WHAT NEEDS TO BE DONE: What is the number of lines in the entries below that include the word "JSON"? Provide the number only.

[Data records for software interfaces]
================

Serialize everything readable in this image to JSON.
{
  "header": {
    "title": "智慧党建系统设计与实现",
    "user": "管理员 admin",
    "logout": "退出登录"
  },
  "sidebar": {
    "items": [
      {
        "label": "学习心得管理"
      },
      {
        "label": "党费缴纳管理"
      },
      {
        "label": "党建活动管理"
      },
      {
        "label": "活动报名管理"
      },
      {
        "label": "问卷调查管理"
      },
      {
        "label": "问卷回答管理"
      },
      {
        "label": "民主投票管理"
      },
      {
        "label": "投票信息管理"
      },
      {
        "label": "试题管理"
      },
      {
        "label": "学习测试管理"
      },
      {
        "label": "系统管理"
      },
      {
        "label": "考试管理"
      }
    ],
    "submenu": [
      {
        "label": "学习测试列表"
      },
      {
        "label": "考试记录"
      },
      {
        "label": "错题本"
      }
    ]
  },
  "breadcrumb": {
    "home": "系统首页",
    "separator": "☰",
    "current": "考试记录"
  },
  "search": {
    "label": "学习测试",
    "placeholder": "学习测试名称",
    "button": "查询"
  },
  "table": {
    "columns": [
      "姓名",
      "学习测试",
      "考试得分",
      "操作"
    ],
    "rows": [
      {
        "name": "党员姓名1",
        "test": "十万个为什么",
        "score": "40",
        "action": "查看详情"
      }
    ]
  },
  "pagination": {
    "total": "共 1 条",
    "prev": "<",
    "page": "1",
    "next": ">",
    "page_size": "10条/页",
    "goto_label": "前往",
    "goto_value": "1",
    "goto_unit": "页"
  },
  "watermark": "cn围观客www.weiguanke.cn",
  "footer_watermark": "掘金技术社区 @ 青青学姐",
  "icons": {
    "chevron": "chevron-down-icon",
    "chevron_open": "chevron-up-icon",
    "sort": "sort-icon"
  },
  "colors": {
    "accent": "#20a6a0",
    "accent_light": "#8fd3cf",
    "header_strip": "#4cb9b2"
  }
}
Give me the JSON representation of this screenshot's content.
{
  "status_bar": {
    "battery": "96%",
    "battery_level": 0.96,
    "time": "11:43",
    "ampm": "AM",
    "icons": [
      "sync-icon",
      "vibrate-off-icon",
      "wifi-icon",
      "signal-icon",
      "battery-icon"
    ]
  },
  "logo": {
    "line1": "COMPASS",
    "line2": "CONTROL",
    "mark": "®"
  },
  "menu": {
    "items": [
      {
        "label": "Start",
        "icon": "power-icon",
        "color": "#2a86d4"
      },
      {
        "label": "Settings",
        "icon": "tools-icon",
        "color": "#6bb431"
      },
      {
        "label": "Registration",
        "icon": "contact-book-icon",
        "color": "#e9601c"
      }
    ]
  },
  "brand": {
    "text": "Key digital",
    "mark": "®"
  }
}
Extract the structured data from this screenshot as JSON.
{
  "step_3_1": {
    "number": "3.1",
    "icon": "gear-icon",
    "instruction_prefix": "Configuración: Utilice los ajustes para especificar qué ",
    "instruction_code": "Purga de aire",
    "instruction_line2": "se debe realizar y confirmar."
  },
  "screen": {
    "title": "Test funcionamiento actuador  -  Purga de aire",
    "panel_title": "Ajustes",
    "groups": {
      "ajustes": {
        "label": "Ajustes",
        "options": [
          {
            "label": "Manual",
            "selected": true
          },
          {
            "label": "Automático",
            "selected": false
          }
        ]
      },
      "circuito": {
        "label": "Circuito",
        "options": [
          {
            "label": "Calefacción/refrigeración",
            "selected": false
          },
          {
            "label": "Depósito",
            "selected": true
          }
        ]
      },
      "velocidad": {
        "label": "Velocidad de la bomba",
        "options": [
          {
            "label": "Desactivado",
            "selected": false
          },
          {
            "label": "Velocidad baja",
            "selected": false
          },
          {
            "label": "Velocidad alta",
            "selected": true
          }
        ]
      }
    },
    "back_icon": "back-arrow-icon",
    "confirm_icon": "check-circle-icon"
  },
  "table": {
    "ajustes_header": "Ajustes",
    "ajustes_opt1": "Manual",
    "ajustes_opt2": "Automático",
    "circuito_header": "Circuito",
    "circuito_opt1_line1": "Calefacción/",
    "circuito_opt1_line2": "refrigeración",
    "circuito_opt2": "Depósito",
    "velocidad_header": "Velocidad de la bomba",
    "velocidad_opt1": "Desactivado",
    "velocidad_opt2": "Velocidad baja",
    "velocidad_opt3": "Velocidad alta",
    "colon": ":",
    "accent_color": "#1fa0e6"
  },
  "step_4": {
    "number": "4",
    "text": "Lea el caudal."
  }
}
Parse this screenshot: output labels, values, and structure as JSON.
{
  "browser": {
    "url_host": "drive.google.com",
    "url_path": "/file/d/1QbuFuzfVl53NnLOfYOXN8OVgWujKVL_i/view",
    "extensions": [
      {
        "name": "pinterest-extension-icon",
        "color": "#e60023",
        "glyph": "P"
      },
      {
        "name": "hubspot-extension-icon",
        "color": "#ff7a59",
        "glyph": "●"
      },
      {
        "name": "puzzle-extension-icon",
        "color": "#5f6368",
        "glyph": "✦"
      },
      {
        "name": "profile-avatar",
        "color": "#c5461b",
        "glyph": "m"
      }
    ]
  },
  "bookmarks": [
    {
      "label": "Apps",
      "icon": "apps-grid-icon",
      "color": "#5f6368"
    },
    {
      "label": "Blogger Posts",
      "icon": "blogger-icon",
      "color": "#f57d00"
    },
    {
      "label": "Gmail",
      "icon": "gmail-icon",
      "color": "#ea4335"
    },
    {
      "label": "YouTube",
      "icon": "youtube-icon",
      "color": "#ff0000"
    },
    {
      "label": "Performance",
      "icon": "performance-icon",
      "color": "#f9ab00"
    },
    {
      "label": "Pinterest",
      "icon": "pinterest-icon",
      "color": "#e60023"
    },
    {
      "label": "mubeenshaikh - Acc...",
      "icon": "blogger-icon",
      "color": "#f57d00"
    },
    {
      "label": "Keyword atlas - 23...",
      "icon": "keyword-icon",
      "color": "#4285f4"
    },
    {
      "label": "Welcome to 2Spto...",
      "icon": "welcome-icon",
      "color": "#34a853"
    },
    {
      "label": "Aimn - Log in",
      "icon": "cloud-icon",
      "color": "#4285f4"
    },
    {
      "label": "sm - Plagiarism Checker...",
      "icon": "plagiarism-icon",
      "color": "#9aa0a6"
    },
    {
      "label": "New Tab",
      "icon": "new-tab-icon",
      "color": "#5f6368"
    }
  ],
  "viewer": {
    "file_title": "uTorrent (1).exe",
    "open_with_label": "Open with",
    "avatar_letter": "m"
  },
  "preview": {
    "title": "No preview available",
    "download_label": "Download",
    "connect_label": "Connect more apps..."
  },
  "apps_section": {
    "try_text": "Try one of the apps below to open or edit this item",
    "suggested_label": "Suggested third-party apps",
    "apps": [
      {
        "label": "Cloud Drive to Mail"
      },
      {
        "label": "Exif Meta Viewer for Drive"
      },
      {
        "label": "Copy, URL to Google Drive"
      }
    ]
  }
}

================

RESPONSE TO THE TASK: 4